I was sitting on a step when an ancient beagle-plus-other-things hobbled over. One scratch behind the ears and down he flopped, content. A quick look over to the owner, and an exchange of smiles. Unleashed dogs are strictly prohibited in Lincoln Park. Nobody cares. The neighbourhood owns this park, whatever the government might say, and the neighbourhood thinks dogs are just fine.
Most of the people who come to Lincoln Park are white, but some are black, and that's encouraging given the legacy of segregation in this town. In Washington, in 2009, it is fair to say that whites and blacks who are middle class or higher work and live together in reasonable amity, though there is still tension between the middle and lower, mostly black, classes.
There's a small restaurant, a dry cleaner and a corner store on the park's perimeter. The corner store has a pretty good selection of wines. (Anyone who tells you that state-controlled liquor stores offer greater variety and lower prices has never lived in a city free of them.)
Because this is an old neighbourhood, built on a grid, with narrow lots, those stores are an easy walk for anyone in the neighbourhood, affording another excuse to loiter in the park, milk jug under your arm, watching the children and dogs, and feeling good about your community.
After the Second World War, politicians and planners did great damage to community. They decided that no matter what the question was, the answer was the car. So they built suburbs with curved roads and wide lots. They flipped houses around so they faced inward, centred on their backyards, with garages stuck on the front, so people would live in their own space rather than share their street.
And they imposed zoning, which rendered the corner store or restaurant illegal, forcing them into malls and plazas, which you had to drive to. There were parks, but they were pretty treeless and out of the way, and people didn't go there as much, because walking around your neighbourhood was something there was no reason to do.

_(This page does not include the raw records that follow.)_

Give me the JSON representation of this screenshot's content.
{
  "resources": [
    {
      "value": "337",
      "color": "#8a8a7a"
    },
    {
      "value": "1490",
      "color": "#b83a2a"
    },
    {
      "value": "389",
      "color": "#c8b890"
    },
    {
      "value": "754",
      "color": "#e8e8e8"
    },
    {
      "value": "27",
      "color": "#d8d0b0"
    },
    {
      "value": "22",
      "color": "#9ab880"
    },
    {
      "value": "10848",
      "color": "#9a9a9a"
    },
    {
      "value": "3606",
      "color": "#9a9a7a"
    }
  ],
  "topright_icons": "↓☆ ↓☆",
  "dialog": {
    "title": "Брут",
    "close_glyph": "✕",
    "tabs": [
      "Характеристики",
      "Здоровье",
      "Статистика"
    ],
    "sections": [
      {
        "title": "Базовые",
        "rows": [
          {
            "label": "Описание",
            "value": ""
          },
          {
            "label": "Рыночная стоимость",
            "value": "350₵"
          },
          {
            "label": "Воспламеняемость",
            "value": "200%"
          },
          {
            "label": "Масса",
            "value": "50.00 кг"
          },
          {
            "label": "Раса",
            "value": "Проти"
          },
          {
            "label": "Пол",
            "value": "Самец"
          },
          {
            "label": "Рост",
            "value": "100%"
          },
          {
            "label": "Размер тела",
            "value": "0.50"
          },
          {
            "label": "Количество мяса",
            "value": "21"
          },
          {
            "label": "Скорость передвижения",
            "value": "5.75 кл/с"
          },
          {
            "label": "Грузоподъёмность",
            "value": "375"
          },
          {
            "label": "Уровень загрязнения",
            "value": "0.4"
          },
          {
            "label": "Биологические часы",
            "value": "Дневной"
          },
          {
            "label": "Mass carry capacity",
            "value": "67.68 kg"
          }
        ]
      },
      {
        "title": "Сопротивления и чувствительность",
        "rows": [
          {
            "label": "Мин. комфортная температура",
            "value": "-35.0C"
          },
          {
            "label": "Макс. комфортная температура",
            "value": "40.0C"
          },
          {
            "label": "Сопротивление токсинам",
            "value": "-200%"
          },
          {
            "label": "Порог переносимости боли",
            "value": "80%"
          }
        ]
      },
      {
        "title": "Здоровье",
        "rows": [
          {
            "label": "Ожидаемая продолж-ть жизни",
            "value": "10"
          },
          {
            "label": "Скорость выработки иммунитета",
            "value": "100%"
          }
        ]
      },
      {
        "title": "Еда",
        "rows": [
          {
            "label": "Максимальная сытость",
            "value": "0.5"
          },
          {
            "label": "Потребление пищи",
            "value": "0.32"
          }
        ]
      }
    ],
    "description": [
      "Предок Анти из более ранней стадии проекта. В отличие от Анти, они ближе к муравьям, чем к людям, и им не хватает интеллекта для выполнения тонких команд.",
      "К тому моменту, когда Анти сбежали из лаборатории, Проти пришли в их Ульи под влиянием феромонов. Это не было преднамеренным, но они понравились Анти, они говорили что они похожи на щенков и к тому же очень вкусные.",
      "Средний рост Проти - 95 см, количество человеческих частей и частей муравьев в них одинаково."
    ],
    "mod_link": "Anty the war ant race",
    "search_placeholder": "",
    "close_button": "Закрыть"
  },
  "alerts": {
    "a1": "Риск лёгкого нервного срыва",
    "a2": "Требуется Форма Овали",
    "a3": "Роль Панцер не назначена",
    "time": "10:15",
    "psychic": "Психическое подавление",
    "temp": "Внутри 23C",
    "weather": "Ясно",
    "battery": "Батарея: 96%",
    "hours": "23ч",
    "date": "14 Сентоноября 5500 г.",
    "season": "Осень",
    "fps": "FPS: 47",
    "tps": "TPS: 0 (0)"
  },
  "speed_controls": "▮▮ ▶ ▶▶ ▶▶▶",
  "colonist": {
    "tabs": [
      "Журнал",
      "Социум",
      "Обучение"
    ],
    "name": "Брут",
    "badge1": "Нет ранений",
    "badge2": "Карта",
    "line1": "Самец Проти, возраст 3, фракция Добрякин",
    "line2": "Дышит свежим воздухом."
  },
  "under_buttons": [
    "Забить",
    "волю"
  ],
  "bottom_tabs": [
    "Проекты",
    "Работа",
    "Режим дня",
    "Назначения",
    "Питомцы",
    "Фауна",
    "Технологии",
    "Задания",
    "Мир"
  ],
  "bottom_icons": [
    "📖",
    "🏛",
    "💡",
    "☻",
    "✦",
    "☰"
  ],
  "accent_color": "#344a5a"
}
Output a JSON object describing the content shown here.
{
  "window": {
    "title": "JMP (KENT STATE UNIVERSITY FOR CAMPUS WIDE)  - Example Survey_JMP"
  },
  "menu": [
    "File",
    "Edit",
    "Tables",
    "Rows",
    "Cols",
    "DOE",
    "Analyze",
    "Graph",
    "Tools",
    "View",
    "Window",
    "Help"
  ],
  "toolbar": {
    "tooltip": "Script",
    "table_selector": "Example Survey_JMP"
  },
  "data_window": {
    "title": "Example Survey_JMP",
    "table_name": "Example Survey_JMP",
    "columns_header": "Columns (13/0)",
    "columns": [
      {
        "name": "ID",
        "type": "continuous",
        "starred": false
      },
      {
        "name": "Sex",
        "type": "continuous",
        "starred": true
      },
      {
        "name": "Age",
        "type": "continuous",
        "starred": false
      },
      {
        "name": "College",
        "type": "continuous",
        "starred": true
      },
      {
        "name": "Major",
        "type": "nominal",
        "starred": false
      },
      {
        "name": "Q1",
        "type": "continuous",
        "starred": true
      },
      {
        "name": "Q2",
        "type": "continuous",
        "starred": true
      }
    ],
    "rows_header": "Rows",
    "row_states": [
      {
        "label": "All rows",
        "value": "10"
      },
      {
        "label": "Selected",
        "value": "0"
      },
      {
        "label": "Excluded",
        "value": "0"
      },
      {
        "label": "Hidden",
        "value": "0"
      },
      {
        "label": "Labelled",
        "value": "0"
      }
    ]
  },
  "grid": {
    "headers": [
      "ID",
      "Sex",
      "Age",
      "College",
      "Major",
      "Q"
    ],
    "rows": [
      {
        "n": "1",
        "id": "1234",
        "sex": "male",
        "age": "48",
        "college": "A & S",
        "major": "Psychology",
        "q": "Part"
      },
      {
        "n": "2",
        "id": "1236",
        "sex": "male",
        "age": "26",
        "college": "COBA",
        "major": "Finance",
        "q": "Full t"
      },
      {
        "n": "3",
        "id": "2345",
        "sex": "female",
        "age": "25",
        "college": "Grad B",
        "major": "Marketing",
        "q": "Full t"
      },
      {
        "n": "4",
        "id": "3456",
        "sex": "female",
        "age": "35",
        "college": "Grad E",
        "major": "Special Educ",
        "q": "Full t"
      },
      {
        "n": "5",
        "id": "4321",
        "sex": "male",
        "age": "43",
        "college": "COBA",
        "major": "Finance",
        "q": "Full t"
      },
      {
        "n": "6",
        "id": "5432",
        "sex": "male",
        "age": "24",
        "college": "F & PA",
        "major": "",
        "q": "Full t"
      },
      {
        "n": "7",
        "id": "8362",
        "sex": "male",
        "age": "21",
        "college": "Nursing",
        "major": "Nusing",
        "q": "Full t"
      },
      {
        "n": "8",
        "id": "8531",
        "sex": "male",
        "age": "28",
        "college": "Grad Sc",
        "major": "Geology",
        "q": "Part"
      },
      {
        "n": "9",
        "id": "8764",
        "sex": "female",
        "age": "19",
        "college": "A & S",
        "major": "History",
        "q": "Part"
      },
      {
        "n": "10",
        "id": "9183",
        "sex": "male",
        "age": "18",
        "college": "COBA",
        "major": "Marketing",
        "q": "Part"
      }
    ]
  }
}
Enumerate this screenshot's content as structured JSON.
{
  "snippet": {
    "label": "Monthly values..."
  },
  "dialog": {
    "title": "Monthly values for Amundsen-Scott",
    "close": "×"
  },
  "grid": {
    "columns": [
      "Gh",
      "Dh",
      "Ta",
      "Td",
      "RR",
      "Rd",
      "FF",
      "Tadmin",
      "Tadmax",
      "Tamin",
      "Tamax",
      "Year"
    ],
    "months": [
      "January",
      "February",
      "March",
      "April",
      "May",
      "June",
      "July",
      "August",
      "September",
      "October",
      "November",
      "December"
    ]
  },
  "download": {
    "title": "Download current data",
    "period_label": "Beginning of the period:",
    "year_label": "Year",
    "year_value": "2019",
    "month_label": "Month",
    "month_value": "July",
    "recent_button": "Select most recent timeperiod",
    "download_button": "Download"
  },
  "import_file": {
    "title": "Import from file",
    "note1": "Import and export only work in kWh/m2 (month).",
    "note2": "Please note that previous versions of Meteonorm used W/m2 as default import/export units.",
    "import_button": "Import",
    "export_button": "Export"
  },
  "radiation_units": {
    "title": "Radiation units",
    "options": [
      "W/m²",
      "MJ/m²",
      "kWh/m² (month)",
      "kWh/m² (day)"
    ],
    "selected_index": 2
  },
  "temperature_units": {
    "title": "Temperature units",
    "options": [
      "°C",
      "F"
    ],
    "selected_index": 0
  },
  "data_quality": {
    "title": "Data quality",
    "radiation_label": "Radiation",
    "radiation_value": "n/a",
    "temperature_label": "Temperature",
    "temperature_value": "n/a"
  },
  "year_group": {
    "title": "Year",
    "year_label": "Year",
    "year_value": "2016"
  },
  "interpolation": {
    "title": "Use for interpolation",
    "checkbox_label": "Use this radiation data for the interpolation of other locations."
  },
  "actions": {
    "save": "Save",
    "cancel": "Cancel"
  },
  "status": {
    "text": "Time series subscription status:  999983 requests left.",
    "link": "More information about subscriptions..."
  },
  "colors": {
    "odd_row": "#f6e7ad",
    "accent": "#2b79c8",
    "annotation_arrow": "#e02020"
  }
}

Many of the Gen Xers and millennials raised in these suburbs decided they would rather live anywhere but there. They have flooded back into the cities - not every city, but many of them - transforming down-and-out neighbourhoods back into the flourishing communities they were before the war.
That's why, as housing prices collapsed in the Maryland and Virginia suburbs surrounding Washington last year, and newspapers ran stories about vacant malls and desperate landlords, housing prices in D.C. held firm.
That's why so mundane a place as a neighbourhood park on a Saturday afternoon is something to celebrate. Because without community, without co-operation, nothing is worth anything.